Military. a boat or some other floating structure used as one of the supports for a temporary bridge over a river.
a float for a derrick, landing stage, etc.
Nautical. a float for raising a sunken or deeply laden vessel in the water; a camel or caisson.
a seaplane float.
the card game twenty-one.
(nautical) a float, often inflatable, for raising a vessel in the water
Also called (esp US) twenty-one, vingt-et-un. a gambling game in which players try to obtain card combinations worth 21 points
(in this game) the combination of an ace with a ten or court card when dealt to a player as his first two cards
“flat-bottomed boat” (especially one to support a temporary bridge), 1670s, from French pontoon, from Old French ponton (14c.) “bridge, drawbridge, boat-bridge; flat-bottomed boat,” from Latin pontonem (nominative ponto) “flat-bottomed boat,” from pons “bridge” (see pons). Pontoon bridge is first recorded 1778.
noun 1. a bridge supported by pontoons.
[pon-top-i-dahn] /pɒnˈtɒp ɪˌdɑn/ noun 1. Henrik [hen-reek] /ˈhɛn rik/ (Show IPA), 1857–1943, Danish novelist: Nobel prize 1917. /Danish pontˈtopidan/ noun 1. Henrik. 1857–1943, Danish novelist and short-story writer, author of the novel sequences The Promised Land (1891–95), Lykke-Per (1898–1904), and The Empire of Death (1912–16). Nobel prize for literature 1917
/Italian ponˈtormo/ noun 1. Jacopo da (ˈjaːkopo da). original name Jacopo Carrucci. 1494–1556, Italian mannerist painter

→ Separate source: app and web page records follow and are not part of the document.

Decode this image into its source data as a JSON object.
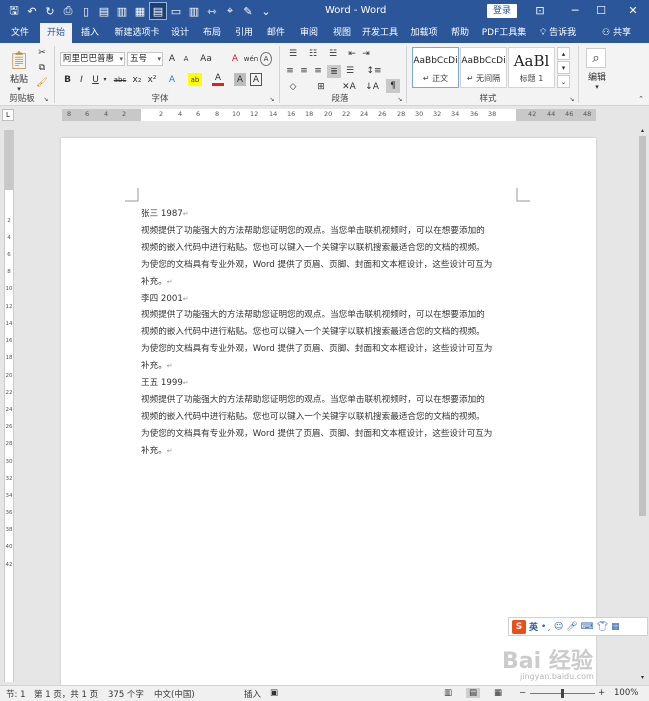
{
  "window": {
    "title": "Word - Word",
    "login_label": "登录",
    "restore_icon": "ribbon-display-icon",
    "minimize": "─",
    "maximize": "☐",
    "close": "✕"
  },
  "tabs": [
    {
      "label": "文件",
      "active": false
    },
    {
      "label": "开始",
      "active": true
    },
    {
      "label": "插入",
      "active": false
    },
    {
      "label": "新建选项卡",
      "active": false
    },
    {
      "label": "设计",
      "active": false
    },
    {
      "label": "布局",
      "active": false
    },
    {
      "label": "引用",
      "active": false
    },
    {
      "label": "邮件",
      "active": false
    },
    {
      "label": "审阅",
      "active": false
    },
    {
      "label": "视图",
      "active": false
    },
    {
      "label": "开发工具",
      "active": false
    },
    {
      "label": "加载项",
      "active": false
    },
    {
      "label": "帮助",
      "active": false
    },
    {
      "label": "PDF工具集",
      "active": false
    }
  ],
  "tell_me": "告诉我",
  "share": "共享",
  "ribbon": {
    "clipboard": {
      "paste_label": "粘贴",
      "group_label": "剪贴板"
    },
    "font": {
      "font_name": "阿里巴巴普惠",
      "font_size": "五号",
      "grow": "A",
      "shrink": "A",
      "case": "Aa",
      "clear": "A",
      "wen": "wén",
      "bold": "B",
      "italic": "I",
      "underline": "U",
      "strike": "abc",
      "subscript": "x₂",
      "superscript": "x²",
      "effects": "A",
      "highlight": "ab",
      "font_color": "A",
      "char_shade": "A",
      "enclose": "A",
      "group_label": "字体"
    },
    "paragraph": {
      "group_label": "段落"
    },
    "styles": {
      "group_label": "样式",
      "items": [
        {
          "sample": "AaBbCcDi",
          "name": "正文"
        },
        {
          "sample": "AaBbCcDi",
          "name": "无间隔"
        },
        {
          "sample": "AaBl",
          "name": "标题 1"
        }
      ]
    },
    "editing": {
      "label": "编辑"
    }
  },
  "ruler": {
    "corner": "L",
    "numbers": [
      "8",
      "6",
      "4",
      "2",
      "2",
      "4",
      "6",
      "8",
      "10",
      "12",
      "14",
      "16",
      "18",
      "20",
      "22",
      "24",
      "26",
      "28",
      "30",
      "32",
      "34",
      "36",
      "38",
      "42",
      "44",
      "46",
      "48"
    ],
    "vnumbers": [
      "2",
      "4",
      "6",
      "8",
      "10",
      "12",
      "14",
      "16",
      "18",
      "20",
      "22",
      "24",
      "26",
      "28",
      "30",
      "32",
      "34",
      "36",
      "38",
      "40",
      "42"
    ]
  },
  "document": {
    "paragraphs": [
      "张三 1987",
      "视频提供了功能强大的方法帮助您证明您的观点。当您单击联机视频时，可以在想要添加的",
      "视频的嵌入代码中进行粘贴。您也可以键入一个关键字以联机搜索最适合您的文档的视频。",
      "为使您的文档具有专业外观，Word 提供了页眉、页脚、封面和文本框设计，这些设计可互为",
      "补充。",
      "李四 2001",
      "视频提供了功能强大的方法帮助您证明您的观点。当您单击联机视频时，可以在想要添加的",
      "视频的嵌入代码中进行粘贴。您也可以键入一个关键字以联机搜索最适合您的文档的视频。",
      "为使您的文档具有专业外观，Word 提供了页眉、页脚、封面和文本框设计，这些设计可互为",
      "补充。",
      "王五 1999",
      "视频提供了功能强大的方法帮助您证明您的观点。当您单击联机视频时，可以在想要添加的",
      "视频的嵌入代码中进行粘贴。您也可以键入一个关键字以联机搜索最适合您的文档的视频。",
      "为使您的文档具有专业外观，Word 提供了页眉、页脚、封面和文本框设计，这些设计可互为",
      "补充。"
    ],
    "para_mark": "↵"
  },
  "ime": {
    "logo": "S",
    "mode": "英"
  },
  "watermark": {
    "main": "Bai 经验",
    "sub": "jingyan.baidu.com"
  },
  "status": {
    "section": "节: 1",
    "page": "第 1 页，共 1 页",
    "words": "375 个字",
    "language": "中文(中国)",
    "insert_mode": "插入",
    "zoom": "100%"
  },
  "colors": {
    "title_blue": "#2b579a",
    "ribbon_bg": "#f3f3f3",
    "ime_orange": "#e94e1b"
  }
}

[pon-tuh s] /ˈpɒn təs/ noun 1. an ancient country in NE Asia Minor, bordering on the Black Sea: later a Roman province. 2. Also, Pontos [pon-tos] /ˈpɒn tɒs/ (Show IPA). the ancient Greek personification of the sea. /ˈpɒntəs/ noun 1. an ancient region of NE Asia Minor, on the Black Sea: became a kingdom in […]